• EXERCISE AIM
What is needed is an exact copy of all the records.

━━━ DATA FOR REVIEW

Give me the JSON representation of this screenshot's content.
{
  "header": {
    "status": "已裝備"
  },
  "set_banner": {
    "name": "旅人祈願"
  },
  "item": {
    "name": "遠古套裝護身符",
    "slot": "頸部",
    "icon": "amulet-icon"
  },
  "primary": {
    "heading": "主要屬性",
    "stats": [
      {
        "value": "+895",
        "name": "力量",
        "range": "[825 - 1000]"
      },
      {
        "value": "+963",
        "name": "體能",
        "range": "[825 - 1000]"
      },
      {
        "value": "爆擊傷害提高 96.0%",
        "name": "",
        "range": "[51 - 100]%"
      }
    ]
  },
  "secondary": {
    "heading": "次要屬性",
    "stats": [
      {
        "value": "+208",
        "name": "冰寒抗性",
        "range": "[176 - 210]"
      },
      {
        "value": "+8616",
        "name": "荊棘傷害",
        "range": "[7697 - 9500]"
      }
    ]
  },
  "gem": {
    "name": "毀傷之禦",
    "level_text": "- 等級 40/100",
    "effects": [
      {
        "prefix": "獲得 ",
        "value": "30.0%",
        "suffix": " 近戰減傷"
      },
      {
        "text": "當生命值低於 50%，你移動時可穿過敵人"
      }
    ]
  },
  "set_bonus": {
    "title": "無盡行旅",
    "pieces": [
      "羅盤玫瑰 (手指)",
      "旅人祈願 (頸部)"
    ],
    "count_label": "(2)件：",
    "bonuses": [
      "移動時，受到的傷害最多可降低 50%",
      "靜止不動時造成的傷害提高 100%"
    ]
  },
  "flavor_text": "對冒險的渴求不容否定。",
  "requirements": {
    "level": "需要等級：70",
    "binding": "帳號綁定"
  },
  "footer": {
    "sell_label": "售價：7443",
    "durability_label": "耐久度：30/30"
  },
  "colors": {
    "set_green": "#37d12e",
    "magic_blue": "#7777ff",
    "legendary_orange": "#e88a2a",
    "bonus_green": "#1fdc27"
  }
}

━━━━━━

• PROBLEM SOLUTION
Give me the JSON representation of this screenshot's content.
{
  "header": {
    "status": "已裝備"
  },
  "set_banner": {
    "name": "旅人祈願"
  },
  "item": {
    "name": "遠古套裝護身符",
    "slot": "頸部",
    "icon": "amulet-icon"
  },
  "primary": {
    "heading": "主要屬性",
    "stats": [
      {
        "value": "+895",
        "name": "力量",
        "range": "[825 - 1000]"
      },
      {
        "value": "+963",
        "name": "體能",
        "range": "[825 - 1000]"
      },
      {
        "value": "爆擊傷害提高 96.0%",
        "name": "",
        "range": "[51 - 100]%"
      }
    ]
  },
  "secondary": {
    "heading": "次要屬性",
    "stats": [
      {
        "value": "+208",
        "name": "冰寒抗性",
        "range": "[176 - 210]"
      },
      {
        "value": "+8616",
        "name": "荊棘傷害",
        "range": "[7697 - 9500]"
      }
    ]
  },
  "gem": {
    "name": "毀傷之禦",
    "level_text": "- 等級 40/100",
    "effects": [
      {
        "prefix": "獲得 ",
        "value": "30.0%",
        "suffix": " 近戰減傷"
      },
      {
        "text": "當生命值低於 50%，你移動時可穿過敵人"
      }
    ]
  },
  "set_bonus": {
    "title": "無盡行旅",
    "pieces": [
      "羅盤玫瑰 (手指)",
      "旅人祈願 (頸部)"
    ],
    "count_label": "(2)件：",
    "bonuses": [
      "移動時，受到的傷害最多可降低 50%",
      "靜止不動時造成的傷害提高 100%"
    ]
  },
  "flavor_text": "對冒險的渴求不容否定。",
  "requirements": {
    "level": "需要等級：70",
    "binding": "帳號綁定"
  },
  "footer": {
    "sell_label": "售價：7443",
    "durability_label": "耐久度：30/30"
  },
  "colors": {
    "set_green": "#37d12e",
    "magic_blue": "#7777ff",
    "legendary_orange": "#e88a2a",
    "bonus_green": "#1fdc27"
  }
}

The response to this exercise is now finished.